Set down the records below in full, exactly as they read.

# [Data supplied]
[Start of section]
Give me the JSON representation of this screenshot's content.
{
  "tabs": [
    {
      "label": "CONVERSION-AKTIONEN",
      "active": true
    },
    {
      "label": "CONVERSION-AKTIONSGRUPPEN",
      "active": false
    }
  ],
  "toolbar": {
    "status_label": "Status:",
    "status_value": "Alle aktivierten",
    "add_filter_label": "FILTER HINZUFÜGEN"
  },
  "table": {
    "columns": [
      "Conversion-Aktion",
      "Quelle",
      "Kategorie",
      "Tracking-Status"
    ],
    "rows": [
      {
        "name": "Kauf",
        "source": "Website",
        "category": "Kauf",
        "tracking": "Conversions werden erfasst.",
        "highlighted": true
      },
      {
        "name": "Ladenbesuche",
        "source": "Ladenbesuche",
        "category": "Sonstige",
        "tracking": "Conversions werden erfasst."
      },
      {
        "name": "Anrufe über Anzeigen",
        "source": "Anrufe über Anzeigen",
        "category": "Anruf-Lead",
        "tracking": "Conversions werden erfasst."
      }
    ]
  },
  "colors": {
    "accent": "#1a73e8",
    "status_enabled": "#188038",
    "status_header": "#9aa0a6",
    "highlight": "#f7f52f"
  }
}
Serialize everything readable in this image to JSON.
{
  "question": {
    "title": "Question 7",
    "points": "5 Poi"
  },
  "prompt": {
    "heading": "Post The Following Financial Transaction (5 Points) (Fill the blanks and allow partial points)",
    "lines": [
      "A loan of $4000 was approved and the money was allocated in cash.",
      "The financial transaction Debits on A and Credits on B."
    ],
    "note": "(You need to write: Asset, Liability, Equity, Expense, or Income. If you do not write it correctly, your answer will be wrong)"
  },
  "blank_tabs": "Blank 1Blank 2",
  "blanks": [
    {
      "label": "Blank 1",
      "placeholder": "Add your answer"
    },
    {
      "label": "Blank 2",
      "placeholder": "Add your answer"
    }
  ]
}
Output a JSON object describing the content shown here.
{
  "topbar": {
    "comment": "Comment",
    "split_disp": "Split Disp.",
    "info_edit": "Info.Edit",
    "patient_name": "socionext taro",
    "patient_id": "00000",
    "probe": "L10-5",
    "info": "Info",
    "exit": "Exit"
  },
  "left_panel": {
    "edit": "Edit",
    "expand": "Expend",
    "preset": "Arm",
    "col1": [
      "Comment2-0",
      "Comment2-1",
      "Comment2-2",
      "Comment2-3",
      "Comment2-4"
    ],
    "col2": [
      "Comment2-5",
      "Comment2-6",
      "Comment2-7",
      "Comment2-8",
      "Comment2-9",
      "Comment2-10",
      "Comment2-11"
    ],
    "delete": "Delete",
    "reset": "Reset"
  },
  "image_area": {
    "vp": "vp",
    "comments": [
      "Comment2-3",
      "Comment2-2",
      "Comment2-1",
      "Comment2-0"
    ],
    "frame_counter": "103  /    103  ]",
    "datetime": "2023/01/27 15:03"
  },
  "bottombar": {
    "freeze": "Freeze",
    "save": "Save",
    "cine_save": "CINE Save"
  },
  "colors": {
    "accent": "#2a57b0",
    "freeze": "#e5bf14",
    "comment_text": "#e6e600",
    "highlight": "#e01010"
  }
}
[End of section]
# [Response]
Give me the JSON representation of this screenshot's content.
{
  "tabs": [
    {
      "label": "CONVERSION-AKTIONEN",
      "active": true
    },
    {
      "label": "CONVERSION-AKTIONSGRUPPEN",
      "active": false
    }
  ],
  "toolbar": {
    "status_label": "Status:",
    "status_value": "Alle aktivierten",
    "add_filter_label": "FILTER HINZUFÜGEN"
  },
  "table": {
    "columns": [
      "Conversion-Aktion",
      "Quelle",
      "Kategorie",
      "Tracking-Status"
    ],
    "rows": [
      {
        "name": "Kauf",
        "source": "Website",
        "category": "Kauf",
        "tracking": "Conversions werden erfasst.",
        "highlighted": true
      },
      {
        "name": "Ladenbesuche",
        "source": "Ladenbesuche",
        "category": "Sonstige",
        "tracking": "Conversions werden erfasst."
      },
      {
        "name": "Anrufe über Anzeigen",
        "source": "Anrufe über Anzeigen",
        "category": "Anruf-Lead",
        "tracking": "Conversions werden erfasst."
      }
    ]
  },
  "colors": {
    "accent": "#1a73e8",
    "status_enabled": "#188038",
    "status_header": "#9aa0a6",
    "highlight": "#f7f52f"
  }
}
Serialize everything readable in this image to JSON.
{
  "question": {
    "title": "Question 7",
    "points": "5 Poi"
  },
  "prompt": {
    "heading": "Post The Following Financial Transaction (5 Points) (Fill the blanks and allow partial points)",
    "lines": [
      "A loan of $4000 was approved and the money was allocated in cash.",
      "The financial transaction Debits on A and Credits on B."
    ],
    "note": "(You need to write: Asset, Liability, Equity, Expense, or Income. If you do not write it correctly, your answer will be wrong)"
  },
  "blank_tabs": "Blank 1Blank 2",
  "blanks": [
    {
      "label": "Blank 1",
      "placeholder": "Add your answer"
    },
    {
      "label": "Blank 2",
      "placeholder": "Add your answer"
    }
  ]
}
Output a JSON object describing the content shown here.
{
  "topbar": {
    "comment": "Comment",
    "split_disp": "Split Disp.",
    "info_edit": "Info.Edit",
    "patient_name": "socionext taro",
    "patient_id": "00000",
    "probe": "L10-5",
    "info": "Info",
    "exit": "Exit"
  },
  "left_panel": {
    "edit": "Edit",
    "expand": "Expend",
    "preset": "Arm",
    "col1": [
      "Comment2-0",
      "Comment2-1",
      "Comment2-2",
      "Comment2-3",
      "Comment2-4"
    ],
    "col2": [
      "Comment2-5",
      "Comment2-6",
      "Comment2-7",
      "Comment2-8",
      "Comment2-9",
      "Comment2-10",
      "Comment2-11"
    ],
    "delete": "Delete",
    "reset": "Reset"
  },
  "image_area": {
    "vp": "vp",
    "comments": [
      "Comment2-3",
      "Comment2-2",
      "Comment2-1",
      "Comment2-0"
    ],
    "frame_counter": "103  /    103  ]",
    "datetime": "2023/01/27 15:03"
  },
  "bottombar": {
    "freeze": "Freeze",
    "save": "Save",
    "cine_save": "CINE Save"
  },
  "colors": {
    "accent": "#2a57b0",
    "freeze": "#e5bf14",
    "comment_text": "#e6e600",
    "highlight": "#e01010"
  }
}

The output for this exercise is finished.